Report predicts warmer Colorado with decreased streamflow by 2050
Colorado can expect to continue getting warmer in coming decades, which means it likely will get drier too, a new report says.
The drying trend could come despite a possible increase in mid-winter precipitation, and could hit southwestern Colorado the hardest.
The report was released by the Western Water Assessment, a program of the University of Colorado at Boulder, and by the Colorado Water Conservation Board. It updates a report released in 2008 and takes into account numerous climate models.
In a conference call with reporters this week, lead study author Jeff Lukas of the Western Water Assessment said Colorado’s climate already has warmed about 2 degrees Fahrenheit over the last three decades. Various models suggest the state could warm anywhere from 2.5 to 6.5 degrees by 2050.
A 2-degree increase would make Denver’s climate more like Pueblo’s, while a 6-degree rise would make it like that of Albuquerque, N.M., he said.

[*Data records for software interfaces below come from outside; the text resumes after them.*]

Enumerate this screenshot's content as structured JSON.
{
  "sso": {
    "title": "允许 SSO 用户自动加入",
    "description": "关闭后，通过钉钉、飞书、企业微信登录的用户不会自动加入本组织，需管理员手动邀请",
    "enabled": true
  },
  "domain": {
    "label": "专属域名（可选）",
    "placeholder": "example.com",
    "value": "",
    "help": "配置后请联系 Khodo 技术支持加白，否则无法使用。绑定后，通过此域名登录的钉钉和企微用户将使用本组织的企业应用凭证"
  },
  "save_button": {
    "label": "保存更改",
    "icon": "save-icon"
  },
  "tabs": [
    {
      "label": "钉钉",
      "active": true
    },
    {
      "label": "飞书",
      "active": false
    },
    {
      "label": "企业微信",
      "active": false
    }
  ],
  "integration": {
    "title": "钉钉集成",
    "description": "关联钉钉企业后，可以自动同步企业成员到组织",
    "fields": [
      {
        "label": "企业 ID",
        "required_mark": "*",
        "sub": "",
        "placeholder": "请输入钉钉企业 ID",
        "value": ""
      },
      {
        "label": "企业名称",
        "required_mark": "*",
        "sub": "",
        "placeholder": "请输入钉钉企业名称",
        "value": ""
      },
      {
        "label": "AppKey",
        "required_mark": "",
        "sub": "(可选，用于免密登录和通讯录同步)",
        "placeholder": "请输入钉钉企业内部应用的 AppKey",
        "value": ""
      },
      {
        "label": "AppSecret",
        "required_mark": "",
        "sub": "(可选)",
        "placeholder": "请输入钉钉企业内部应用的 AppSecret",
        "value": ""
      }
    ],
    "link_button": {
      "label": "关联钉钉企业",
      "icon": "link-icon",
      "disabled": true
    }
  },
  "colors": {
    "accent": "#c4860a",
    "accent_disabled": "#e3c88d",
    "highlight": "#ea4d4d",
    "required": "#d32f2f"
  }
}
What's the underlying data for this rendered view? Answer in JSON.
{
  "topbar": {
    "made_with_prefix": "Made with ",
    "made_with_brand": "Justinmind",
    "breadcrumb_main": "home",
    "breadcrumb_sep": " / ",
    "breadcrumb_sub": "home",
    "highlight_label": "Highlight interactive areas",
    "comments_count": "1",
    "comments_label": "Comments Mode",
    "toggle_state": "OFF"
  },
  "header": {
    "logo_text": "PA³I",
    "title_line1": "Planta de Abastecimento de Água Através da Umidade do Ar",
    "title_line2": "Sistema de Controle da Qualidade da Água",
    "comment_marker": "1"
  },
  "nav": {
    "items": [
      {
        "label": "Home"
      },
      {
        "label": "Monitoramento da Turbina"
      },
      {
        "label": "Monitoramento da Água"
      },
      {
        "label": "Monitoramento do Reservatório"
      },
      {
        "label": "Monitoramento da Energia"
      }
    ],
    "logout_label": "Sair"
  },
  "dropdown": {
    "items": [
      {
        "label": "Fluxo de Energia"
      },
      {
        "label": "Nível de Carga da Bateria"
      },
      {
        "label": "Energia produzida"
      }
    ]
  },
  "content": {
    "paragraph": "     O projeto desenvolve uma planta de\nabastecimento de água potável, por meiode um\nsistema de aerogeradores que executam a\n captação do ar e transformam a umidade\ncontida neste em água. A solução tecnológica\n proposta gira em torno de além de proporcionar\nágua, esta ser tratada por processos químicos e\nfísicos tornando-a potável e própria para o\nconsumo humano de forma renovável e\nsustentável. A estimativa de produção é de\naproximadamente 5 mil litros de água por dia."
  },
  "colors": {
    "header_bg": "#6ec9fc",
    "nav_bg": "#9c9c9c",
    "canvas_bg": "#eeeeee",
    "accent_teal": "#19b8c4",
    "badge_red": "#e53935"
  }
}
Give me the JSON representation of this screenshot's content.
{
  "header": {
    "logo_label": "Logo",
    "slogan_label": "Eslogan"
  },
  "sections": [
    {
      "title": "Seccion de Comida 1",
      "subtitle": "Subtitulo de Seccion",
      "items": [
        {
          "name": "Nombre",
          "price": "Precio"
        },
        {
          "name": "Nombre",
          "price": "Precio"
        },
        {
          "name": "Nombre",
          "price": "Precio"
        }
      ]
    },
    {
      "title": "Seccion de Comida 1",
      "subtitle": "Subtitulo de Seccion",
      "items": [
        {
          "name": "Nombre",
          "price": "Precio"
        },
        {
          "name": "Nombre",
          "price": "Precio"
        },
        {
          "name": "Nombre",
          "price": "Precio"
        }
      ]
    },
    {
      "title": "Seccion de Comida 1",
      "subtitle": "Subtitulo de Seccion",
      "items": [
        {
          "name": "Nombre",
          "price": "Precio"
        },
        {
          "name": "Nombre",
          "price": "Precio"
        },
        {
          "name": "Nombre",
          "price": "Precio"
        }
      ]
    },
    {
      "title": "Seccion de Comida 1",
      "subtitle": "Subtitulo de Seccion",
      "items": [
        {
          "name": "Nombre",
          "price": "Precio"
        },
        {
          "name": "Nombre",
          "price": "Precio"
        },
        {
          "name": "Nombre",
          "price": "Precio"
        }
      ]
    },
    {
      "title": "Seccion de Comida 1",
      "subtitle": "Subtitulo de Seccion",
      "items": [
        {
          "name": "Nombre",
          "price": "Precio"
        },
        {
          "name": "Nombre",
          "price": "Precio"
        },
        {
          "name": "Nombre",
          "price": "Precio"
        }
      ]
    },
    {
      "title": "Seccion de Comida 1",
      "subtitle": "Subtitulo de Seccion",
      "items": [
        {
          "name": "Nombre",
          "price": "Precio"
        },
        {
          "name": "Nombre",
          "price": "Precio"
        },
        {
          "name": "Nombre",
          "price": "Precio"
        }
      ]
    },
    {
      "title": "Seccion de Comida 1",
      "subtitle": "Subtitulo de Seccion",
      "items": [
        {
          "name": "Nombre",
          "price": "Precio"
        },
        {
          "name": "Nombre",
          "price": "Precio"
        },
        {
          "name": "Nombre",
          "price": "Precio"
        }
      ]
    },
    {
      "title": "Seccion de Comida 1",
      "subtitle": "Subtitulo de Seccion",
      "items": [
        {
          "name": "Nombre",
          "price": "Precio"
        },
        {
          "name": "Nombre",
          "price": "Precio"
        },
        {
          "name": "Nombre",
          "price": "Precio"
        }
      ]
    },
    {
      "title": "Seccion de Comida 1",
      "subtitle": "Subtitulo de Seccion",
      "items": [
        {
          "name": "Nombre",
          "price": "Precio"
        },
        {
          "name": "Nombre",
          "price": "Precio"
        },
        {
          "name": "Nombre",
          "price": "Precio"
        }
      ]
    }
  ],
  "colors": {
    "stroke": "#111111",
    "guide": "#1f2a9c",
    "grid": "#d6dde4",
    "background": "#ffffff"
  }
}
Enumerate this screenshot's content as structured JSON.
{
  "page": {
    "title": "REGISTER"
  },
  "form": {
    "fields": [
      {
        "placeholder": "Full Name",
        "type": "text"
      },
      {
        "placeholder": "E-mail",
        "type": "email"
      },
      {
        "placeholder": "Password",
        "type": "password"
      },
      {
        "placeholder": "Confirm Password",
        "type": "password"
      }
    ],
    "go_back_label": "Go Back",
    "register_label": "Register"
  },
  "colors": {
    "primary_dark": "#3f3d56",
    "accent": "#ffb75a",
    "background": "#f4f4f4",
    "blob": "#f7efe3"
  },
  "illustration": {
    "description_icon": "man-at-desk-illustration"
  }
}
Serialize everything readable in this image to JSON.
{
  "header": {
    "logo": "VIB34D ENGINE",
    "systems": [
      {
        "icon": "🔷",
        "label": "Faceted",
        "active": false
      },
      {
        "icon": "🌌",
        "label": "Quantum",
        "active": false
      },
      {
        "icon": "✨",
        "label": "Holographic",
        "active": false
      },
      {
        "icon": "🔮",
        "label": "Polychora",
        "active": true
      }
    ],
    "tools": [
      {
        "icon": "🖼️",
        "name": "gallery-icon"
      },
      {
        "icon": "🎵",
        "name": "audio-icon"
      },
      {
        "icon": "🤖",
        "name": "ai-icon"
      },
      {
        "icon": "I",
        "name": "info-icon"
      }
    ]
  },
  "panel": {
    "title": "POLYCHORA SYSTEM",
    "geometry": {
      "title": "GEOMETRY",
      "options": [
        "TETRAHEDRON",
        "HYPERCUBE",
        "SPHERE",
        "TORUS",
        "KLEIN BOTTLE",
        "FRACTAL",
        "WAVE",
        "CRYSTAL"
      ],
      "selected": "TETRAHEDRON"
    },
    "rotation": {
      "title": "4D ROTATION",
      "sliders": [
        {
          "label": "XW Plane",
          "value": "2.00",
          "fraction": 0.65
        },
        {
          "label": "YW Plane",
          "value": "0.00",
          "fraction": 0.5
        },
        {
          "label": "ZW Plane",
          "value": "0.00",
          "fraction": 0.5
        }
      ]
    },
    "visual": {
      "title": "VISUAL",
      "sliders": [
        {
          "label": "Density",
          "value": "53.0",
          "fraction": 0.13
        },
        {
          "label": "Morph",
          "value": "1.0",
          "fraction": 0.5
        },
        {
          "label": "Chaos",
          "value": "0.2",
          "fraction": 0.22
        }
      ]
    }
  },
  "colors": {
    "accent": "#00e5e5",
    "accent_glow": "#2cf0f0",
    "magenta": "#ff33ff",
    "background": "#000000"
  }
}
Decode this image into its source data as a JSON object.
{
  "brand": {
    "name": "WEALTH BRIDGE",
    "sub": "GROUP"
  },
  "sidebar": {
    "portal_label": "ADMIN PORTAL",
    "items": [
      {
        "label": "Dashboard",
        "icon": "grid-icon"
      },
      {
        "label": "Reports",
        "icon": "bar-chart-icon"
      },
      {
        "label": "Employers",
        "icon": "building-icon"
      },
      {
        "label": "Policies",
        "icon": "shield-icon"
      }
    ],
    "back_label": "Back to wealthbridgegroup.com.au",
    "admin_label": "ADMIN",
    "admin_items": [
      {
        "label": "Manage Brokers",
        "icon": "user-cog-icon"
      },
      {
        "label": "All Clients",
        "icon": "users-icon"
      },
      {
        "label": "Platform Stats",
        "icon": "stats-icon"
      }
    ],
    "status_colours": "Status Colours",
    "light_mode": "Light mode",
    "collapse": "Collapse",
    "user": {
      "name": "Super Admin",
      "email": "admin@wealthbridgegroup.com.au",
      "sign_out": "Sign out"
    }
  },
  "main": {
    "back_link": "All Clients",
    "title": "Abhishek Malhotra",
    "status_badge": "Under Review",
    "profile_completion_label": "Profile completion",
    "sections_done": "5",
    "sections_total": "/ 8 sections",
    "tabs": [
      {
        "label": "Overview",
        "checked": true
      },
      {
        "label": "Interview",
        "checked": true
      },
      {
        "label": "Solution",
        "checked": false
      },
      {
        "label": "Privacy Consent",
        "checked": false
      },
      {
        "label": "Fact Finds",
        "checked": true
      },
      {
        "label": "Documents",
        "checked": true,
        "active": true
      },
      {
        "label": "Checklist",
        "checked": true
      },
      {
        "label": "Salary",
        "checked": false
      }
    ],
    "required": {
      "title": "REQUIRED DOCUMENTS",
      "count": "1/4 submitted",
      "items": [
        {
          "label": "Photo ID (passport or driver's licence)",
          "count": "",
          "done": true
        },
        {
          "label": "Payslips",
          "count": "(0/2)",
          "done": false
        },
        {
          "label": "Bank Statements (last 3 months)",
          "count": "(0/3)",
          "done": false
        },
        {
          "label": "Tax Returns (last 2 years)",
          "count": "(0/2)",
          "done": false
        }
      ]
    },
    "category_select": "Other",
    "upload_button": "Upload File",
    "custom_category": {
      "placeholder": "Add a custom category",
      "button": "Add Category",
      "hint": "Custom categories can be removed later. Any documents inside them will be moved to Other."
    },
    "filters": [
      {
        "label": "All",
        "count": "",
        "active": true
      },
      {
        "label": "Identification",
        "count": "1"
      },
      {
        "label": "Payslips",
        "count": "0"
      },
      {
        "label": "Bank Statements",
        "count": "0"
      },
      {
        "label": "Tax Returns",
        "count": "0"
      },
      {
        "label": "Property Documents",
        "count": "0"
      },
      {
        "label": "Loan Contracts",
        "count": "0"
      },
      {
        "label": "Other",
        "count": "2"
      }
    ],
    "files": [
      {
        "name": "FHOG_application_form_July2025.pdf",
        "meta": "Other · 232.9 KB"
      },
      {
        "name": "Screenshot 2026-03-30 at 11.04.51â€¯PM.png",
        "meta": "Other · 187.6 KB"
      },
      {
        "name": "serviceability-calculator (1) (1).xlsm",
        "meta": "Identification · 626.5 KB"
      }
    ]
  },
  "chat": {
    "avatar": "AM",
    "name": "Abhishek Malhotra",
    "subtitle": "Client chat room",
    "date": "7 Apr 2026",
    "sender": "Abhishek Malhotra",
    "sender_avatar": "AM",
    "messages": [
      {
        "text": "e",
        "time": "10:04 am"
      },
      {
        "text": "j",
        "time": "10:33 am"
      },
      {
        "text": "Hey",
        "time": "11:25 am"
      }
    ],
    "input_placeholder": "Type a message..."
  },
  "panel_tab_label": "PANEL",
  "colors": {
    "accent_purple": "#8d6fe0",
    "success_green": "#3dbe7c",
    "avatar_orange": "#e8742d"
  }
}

The precipitation outlook isn’t so clear. Climate models for the western United States suggest climate change will result in a drying Southwest and increased moisture to the north. That split could occur right in the middle of Colorado, although models suggest an overall increase in mid-winter precipitation in the state.
However, it’s expected that statewide streamflows could nevertheless decrease by 2050, especially in southwest Colorado. Any increase in snowpack is expected to be offset by warmer spring and summer temperatures that pull more water from plants, lengthen growing seasons and cause snowpack to melt earlier. The latter also has been accelerated by dust storms that cause debris-darkened snowpack to absorb rather than reflect sunlight.
“So we have this uncertainty in future precipitation but then the more certain effects with warming,” Lukas said.
The report suggests a continuing increase in heat waves, wildfires and droughts, all of which already have become more common over the last 30 years.
Lukas said one reassuring finding from the study is that it predicts a similar range of Colorado climate futures as had been previously predicted. Some global climate-change outlooks have suggested warming will be more accelerated than once was thought.
James Eklund, director of the Colorado Water Conservation Board, said climate modeling is being considered as the state continues work on projects including crafting of a statewide water plan.
“We need to, as we say, hope for the best and plan for the worst,” he said.
He noted that snowpack that melts out over time serves as a form of water storage. If Colorado is to receive more mid-winter snow that melts off sooner, that points to a need to consider storage projects to capture that snowmelt for use, he said.